Team Driving and Slip Seating
August 23, 2016
Author: Jason Engler
With rising equipment costs, regulatory mandates, and customer demand for faster shipment times, fleet managers are turning to slip seating or team driving to keep their operations viable. Slip seating refers to when a driver isn’t assigned a specific truck, but rather gets into one once another driver returns from their route. The vehicles rarely sit idle. This model is seen more often among local operations or those with dedicated routes. Team driving is defined as a team of two or more drivers who ride together and drive the same truck in shifts. This essentially allows the truck to remain in motion almost constantly and is used primarily for time sensitive freight. Slip seating and team driving come with a new list of exposures that insurance companies are working into their underwriting guidelines as the industry changes.
Vehicle maintenance is a top concern among insurance companies. When trucks are constantly on the road, there is less time for regularly scheduled maintenance; this raises some safety concerns. With the vehicle constantly in motion, the wear and tear is much greater than that of a vehicle operated by a single driver. Main components, like tires or brakes, wear out faster and could potentially lead to safety issues if routine maintenance is not performed regularly on these vehicles.

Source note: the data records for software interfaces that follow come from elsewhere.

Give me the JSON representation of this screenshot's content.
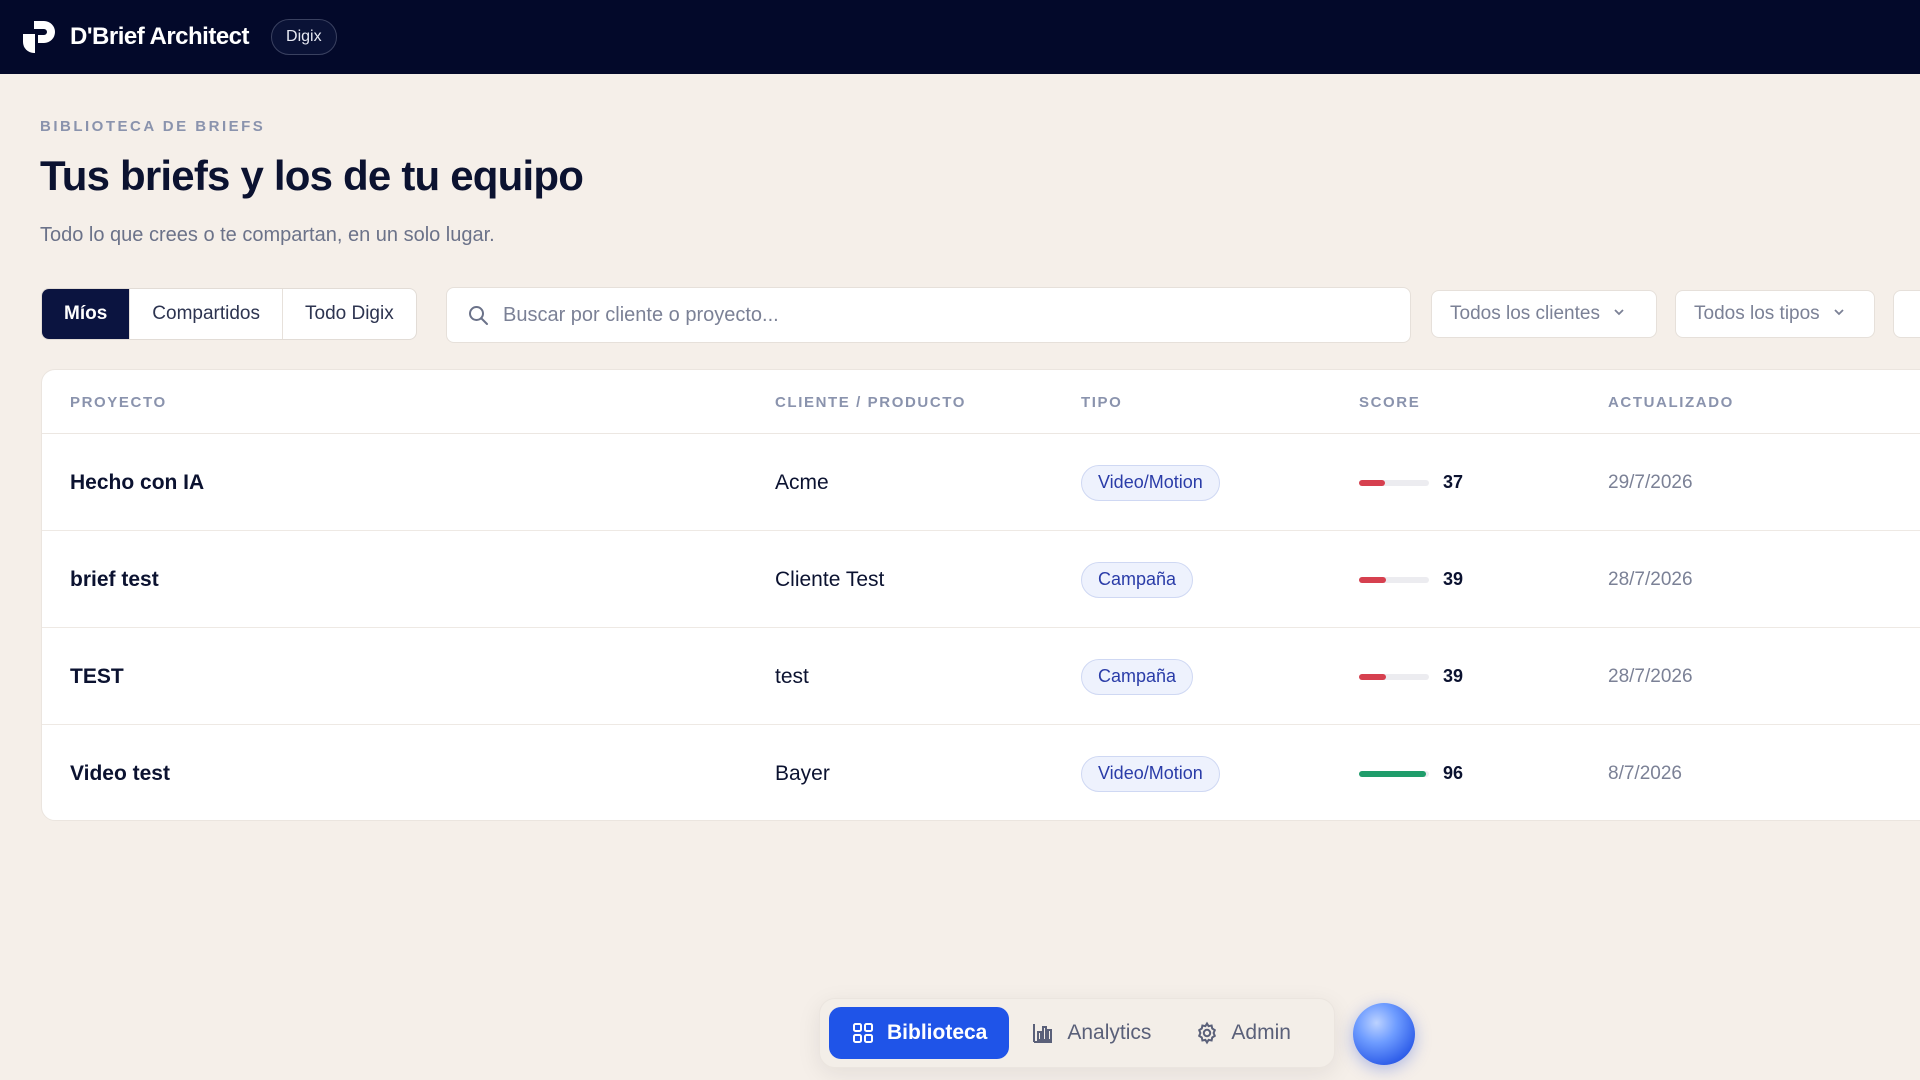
{
  "app": {
    "brand": "D'Brief Architect",
    "org_badge": "Digix"
  },
  "header": {
    "eyebrow": "BIBLIOTECA DE BRIEFS",
    "title": "Tus briefs y los de tu equipo",
    "subtitle": "Todo lo que crees o te compartan, en un solo lugar."
  },
  "filters": {
    "tabs": [
      {
        "label": "Míos",
        "active": true
      },
      {
        "label": "Compartidos",
        "active": false
      },
      {
        "label": "Todo Digix",
        "active": false
      }
    ],
    "search_placeholder": "Buscar por cliente o proyecto...",
    "clients_dropdown": "Todos los clientes",
    "types_dropdown": "Todos los tipos"
  },
  "table": {
    "columns": [
      "PROYECTO",
      "CLIENTE / PRODUCTO",
      "TIPO",
      "SCORE",
      "ACTUALIZADO"
    ],
    "rows": [
      {
        "project": "Hecho con IA",
        "client": "Acme",
        "type": "Video/Motion",
        "score": 37,
        "updated": "29/7/2026"
      },
      {
        "project": "brief test",
        "client": "Cliente Test",
        "type": "Campaña",
        "score": 39,
        "updated": "28/7/2026"
      },
      {
        "project": "TEST",
        "client": "test",
        "type": "Campaña",
        "score": 39,
        "updated": "28/7/2026"
      },
      {
        "project": "Video test",
        "client": "Bayer",
        "type": "Video/Motion",
        "score": 96,
        "updated": "8/7/2026"
      }
    ]
  },
  "dock": {
    "items": [
      {
        "label": "Biblioteca",
        "icon": "grid-icon",
        "active": true
      },
      {
        "label": "Analytics",
        "icon": "bar-chart-icon",
        "active": false
      },
      {
        "label": "Admin",
        "icon": "gear-icon",
        "active": false
      }
    ]
  },
  "colors": {
    "topbar": "#03092a",
    "accent": "#1f54e8",
    "score_low": "#d6404f",
    "score_high": "#1f9d6b"
  }
}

Another consideration from an insurance company’s point of view is the additional exposure that team driven or slip seating operations have. Typically these units are operating twice as many miles, which indicates twice the risk for accidents and exposure to potential loss. Some insurance companies will not insure these types of operations, while others may increase the premium significantly to cover the additional exposure.
In the face of a driver shortage, many motor carriers are turning to team driving or slip seating to get the most out of their fleets and improve customer satisfaction. From an insurance standpoint, the market availability becomes more limited and underwriters may be concerned about this additional exposure.